_WORK TO COMPLETE:_ Wherever a line in the material contains the word "JSON", copy that line.

★ ★ ★ ★

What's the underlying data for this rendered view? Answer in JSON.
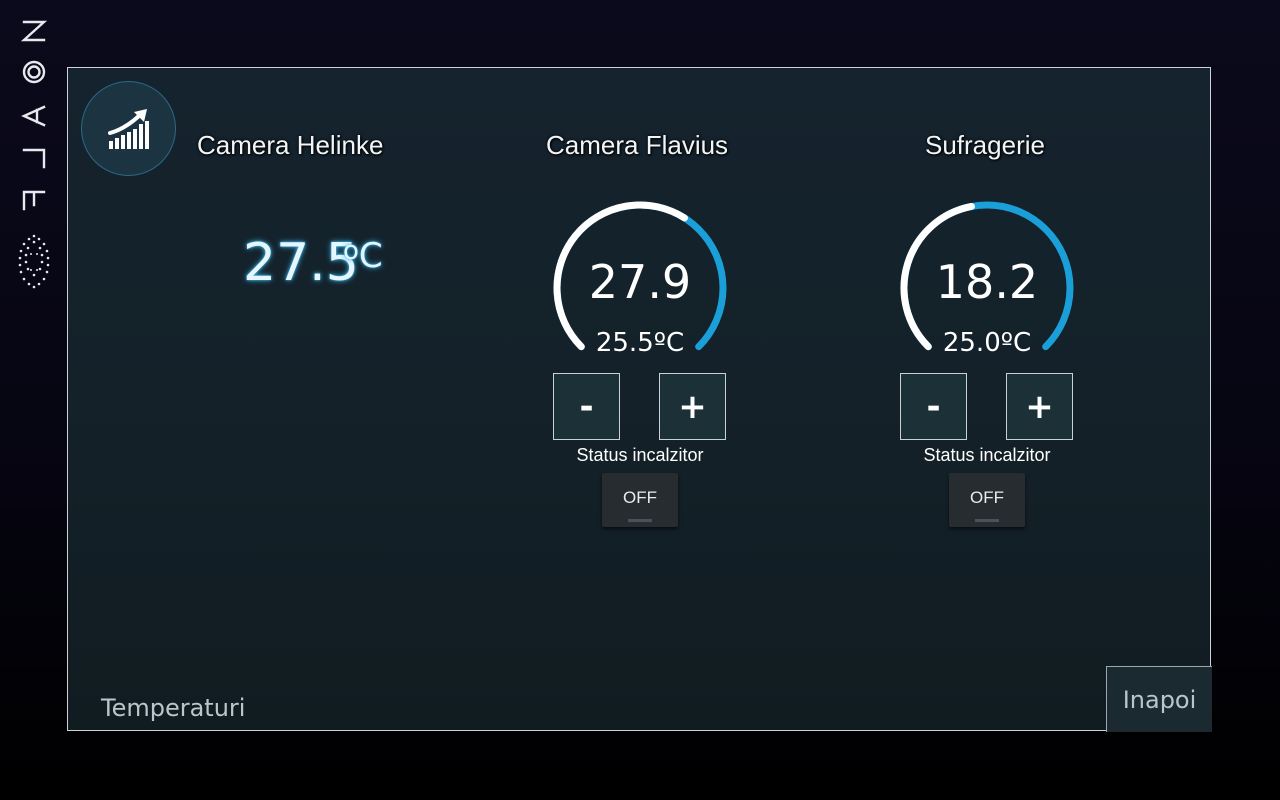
{
  "brand": {
    "name": "FLAON",
    "logo_icon": "dotted-sphere-icon"
  },
  "header": {
    "chart_button_icon": "trending-chart-icon"
  },
  "rooms": [
    {
      "name": "Camera Helinke",
      "current_temp": "27.5",
      "unit": "oC"
    },
    {
      "name": "Camera Flavius",
      "current_temp": "27.9",
      "setpoint": "25.5ºC",
      "gauge_fraction": 0.62,
      "minus_label": "-",
      "plus_label": "+",
      "status_label": "Status incalzitor",
      "heater_state": "OFF"
    },
    {
      "name": "Sufragerie",
      "current_temp": "18.2",
      "setpoint": "25.0ºC",
      "gauge_fraction": 0.46,
      "minus_label": "-",
      "plus_label": "+",
      "status_label": "Status incalzitor",
      "heater_state": "OFF"
    }
  ],
  "footer": {
    "title": "Temperaturi",
    "back_label": "Inapoi"
  },
  "colors": {
    "gauge_active": "#ffffff",
    "gauge_track": "#1b9fd8",
    "panel_border": "#c9d3d8",
    "glow": "#38b4e6"
  }
}
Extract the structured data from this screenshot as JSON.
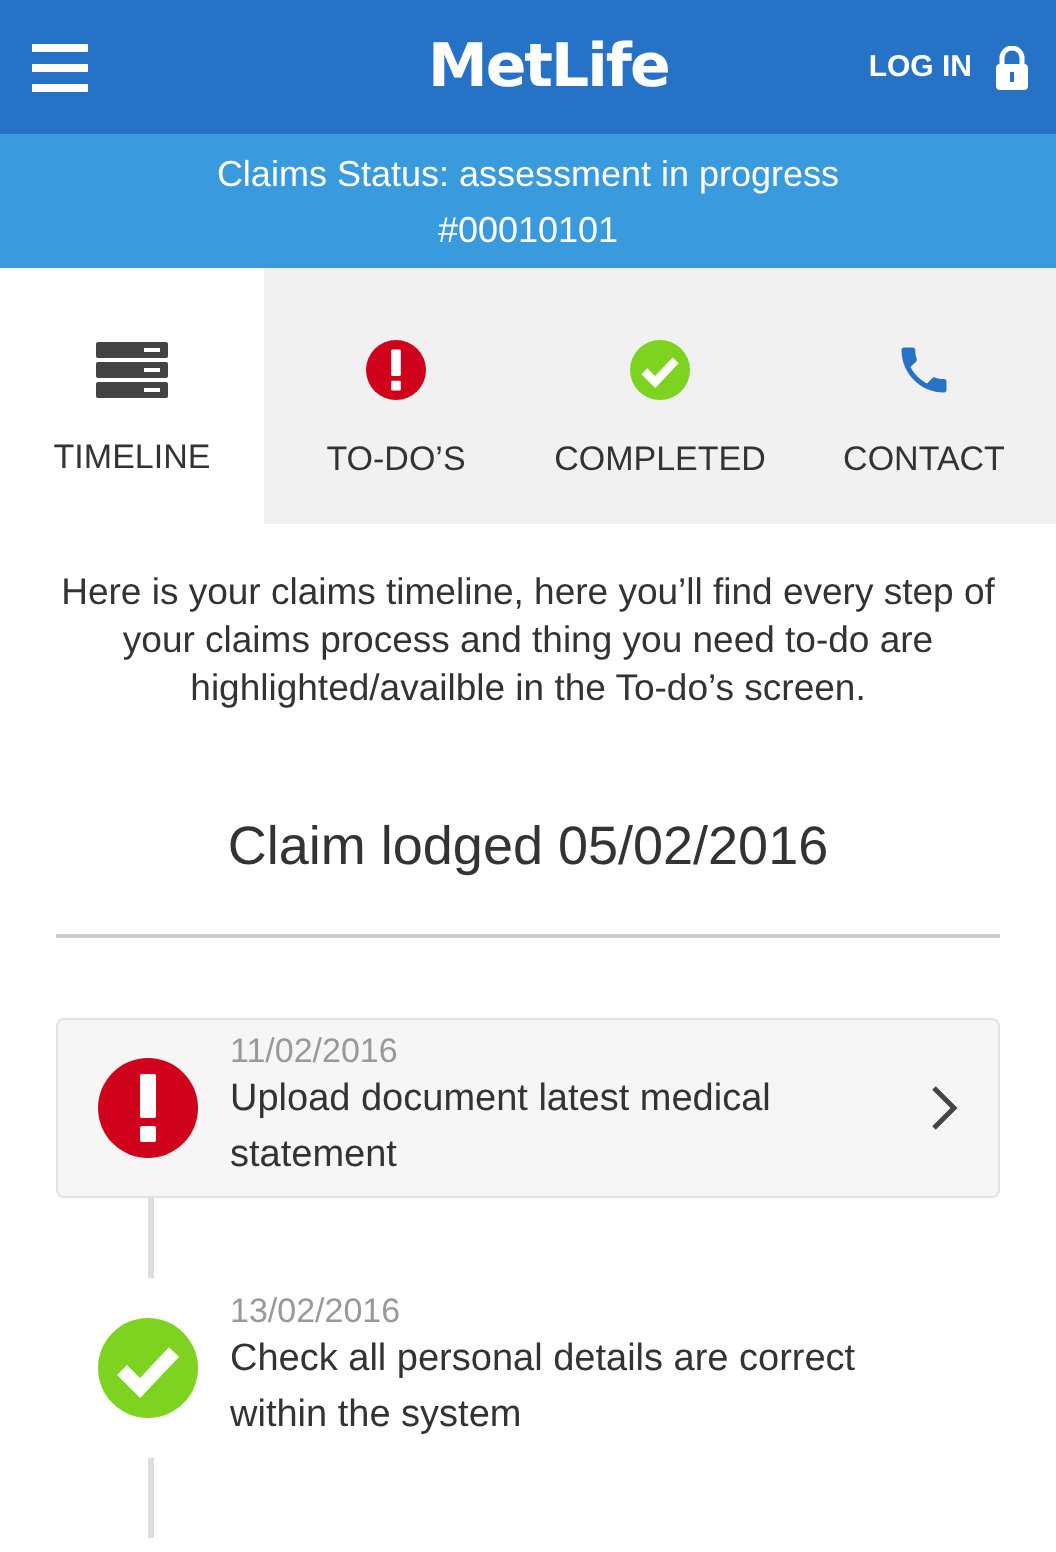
{
  "header": {
    "logo": "MetLife",
    "login": "LOG IN"
  },
  "status": {
    "title": "Claims Status: assessment in progress",
    "number": "#00010101"
  },
  "tabs": [
    {
      "label": "TIMELINE",
      "kind": "timeline",
      "selected": true
    },
    {
      "label": "TO-DO’S",
      "kind": "todo",
      "selected": false
    },
    {
      "label": "COMPLETED",
      "kind": "completed",
      "selected": false
    },
    {
      "label": "CONTACT",
      "kind": "contact",
      "selected": false
    }
  ],
  "intro": "Here is your claims timeline, here you’ll find every step of your claims process and thing you need to-do are highlighted/availble in the To-do’s screen.",
  "heading": "Claim lodged 05/02/2016",
  "timeline": [
    {
      "kind": "todo",
      "date": "11/02/2016",
      "text": "Upload document latest medical statement"
    },
    {
      "kind": "done",
      "date": "13/02/2016",
      "text": "Check all personal details are correct within the system"
    }
  ]
}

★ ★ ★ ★

_WRITTEN REPLY:_
What's the underlying data for this rendered view? Answer in JSON.
Extract the structured data from this screenshot as JSON.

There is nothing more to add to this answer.